Auto-focus is fast and silent. I find it to be faster than the f/2.8 but that’s expected as wider aperture lenses tend to focus a little slower due to tighter tolerances in auto-focus areas and heavier glass to move around. In good light, it locks focus pretty rapidly with high accuracy in both One-Shot and AI-Servo mode even for a consumer camera. Low-light AF is decent but not as great as the f/2.8 variant.
Overall, I really like this lens. I think it offers tremendous value over the f/2.8 variants and users will actually be willing to carry and use this lens more often than the f/2.8 IS version due to portability.
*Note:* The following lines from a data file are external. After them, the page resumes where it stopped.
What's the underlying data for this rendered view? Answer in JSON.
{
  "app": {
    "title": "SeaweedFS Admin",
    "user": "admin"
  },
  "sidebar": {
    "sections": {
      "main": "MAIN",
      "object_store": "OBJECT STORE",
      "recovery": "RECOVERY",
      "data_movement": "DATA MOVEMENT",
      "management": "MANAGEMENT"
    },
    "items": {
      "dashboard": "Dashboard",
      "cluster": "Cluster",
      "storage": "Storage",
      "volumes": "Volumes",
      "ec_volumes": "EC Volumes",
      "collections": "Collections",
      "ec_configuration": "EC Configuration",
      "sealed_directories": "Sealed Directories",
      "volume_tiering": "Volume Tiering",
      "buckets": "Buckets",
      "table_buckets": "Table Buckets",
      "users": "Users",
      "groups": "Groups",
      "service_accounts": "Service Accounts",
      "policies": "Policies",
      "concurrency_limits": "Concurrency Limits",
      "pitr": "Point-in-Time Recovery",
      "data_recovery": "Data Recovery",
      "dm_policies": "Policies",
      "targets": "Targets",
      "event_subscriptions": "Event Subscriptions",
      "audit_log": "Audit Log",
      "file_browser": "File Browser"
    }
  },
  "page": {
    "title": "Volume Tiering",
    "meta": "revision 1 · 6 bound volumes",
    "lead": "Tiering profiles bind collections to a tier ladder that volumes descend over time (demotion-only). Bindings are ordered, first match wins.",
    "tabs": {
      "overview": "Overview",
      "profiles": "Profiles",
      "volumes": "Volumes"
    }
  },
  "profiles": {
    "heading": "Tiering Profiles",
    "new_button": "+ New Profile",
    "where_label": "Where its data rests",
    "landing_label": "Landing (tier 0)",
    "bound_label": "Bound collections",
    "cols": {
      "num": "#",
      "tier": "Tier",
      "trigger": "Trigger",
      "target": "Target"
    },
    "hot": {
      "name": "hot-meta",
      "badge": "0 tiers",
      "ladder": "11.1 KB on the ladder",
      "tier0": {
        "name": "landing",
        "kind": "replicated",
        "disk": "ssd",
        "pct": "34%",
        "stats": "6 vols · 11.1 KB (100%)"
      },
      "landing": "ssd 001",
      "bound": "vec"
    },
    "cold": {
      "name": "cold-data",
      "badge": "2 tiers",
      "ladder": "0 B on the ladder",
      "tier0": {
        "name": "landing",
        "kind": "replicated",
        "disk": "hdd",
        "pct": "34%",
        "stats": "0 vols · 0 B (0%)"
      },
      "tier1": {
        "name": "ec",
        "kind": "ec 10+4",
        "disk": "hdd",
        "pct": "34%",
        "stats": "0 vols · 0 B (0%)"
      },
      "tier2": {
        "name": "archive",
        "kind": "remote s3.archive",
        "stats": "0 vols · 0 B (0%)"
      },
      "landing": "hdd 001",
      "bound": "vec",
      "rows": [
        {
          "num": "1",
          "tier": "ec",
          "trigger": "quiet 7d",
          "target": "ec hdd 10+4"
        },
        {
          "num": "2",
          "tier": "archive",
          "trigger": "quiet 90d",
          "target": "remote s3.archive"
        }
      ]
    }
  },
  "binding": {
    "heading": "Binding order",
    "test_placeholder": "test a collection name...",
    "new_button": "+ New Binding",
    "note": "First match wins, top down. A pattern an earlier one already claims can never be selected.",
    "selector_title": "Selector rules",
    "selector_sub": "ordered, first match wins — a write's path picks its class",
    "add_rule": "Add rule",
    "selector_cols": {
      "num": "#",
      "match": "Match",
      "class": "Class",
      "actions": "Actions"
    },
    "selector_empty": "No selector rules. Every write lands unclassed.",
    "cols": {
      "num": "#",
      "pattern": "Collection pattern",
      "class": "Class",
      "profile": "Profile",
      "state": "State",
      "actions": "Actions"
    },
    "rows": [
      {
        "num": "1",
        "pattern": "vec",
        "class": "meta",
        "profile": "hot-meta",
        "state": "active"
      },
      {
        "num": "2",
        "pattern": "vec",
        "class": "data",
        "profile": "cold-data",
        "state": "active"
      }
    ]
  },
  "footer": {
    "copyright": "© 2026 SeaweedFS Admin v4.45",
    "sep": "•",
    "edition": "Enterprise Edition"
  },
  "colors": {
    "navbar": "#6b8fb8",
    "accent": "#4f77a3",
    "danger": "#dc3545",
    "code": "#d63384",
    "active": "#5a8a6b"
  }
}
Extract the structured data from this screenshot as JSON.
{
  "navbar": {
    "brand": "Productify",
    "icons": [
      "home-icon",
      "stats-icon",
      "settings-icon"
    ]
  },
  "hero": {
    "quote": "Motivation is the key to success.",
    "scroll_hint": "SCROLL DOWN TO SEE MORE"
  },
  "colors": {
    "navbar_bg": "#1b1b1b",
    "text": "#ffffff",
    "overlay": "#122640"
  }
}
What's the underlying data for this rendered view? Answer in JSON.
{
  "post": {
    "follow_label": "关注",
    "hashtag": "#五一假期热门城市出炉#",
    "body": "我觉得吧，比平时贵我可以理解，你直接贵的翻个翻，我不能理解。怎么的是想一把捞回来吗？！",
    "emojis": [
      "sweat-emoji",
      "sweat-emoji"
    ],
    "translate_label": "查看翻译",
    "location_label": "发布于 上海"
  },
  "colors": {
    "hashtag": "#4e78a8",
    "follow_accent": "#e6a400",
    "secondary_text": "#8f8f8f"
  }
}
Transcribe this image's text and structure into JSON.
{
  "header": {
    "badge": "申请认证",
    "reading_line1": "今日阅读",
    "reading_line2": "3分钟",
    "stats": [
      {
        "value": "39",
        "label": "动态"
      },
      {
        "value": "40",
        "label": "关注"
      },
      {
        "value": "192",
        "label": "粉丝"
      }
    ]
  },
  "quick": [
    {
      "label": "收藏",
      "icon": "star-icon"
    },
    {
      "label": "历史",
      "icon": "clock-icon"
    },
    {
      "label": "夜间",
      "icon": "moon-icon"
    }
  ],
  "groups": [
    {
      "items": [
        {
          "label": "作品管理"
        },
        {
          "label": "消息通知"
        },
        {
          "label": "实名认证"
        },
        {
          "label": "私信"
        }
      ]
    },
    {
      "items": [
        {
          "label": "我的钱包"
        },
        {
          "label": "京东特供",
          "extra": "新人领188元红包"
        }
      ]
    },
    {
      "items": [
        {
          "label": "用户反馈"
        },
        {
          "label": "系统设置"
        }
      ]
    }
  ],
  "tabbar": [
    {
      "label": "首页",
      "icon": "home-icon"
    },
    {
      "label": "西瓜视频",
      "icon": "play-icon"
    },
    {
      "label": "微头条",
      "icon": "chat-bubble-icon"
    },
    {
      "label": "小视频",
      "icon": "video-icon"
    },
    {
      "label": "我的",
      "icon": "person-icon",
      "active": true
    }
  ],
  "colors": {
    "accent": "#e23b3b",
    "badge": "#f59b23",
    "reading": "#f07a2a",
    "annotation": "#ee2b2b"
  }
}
Even if money isn’t an issue, I’d pick this over the f/2.8 IS. While f/2.8 is a full stop faster, my mantra has always been “f/2.8 isn’t really fast enough” in low light. If you can’t use flash at all in low-light, a fast prime is still better and cheaper than a f/2.8 zoom, minus the ease of zooming. If you can use flash, the need for an f/2.8 tele zoom is even lower.
I have reservations with the less-than-ideal image quality of the f/2.8 version wide open, especially at 200mm when you consider the price and weight of the lens. If you must stop down to f/4 or smaller to get optimal results, why not get the f/4 version to start with and have pocket change to buy a couple of consumer fast zooms along the way?
Now I say this because of the subjects and scenes I usually shoot. If you’re a sports shooter that shoot a lot of events indoors, or prefer to add a teleconverter to your 70-200, then the f/2.8 IS version is a no brainer. Both lenses have their own uses, but for most levels of shooting, I think the EF 70-200 f/4L IS USM is more than capable and is hard to beat.
You can see the rest of the sample images in the gallery: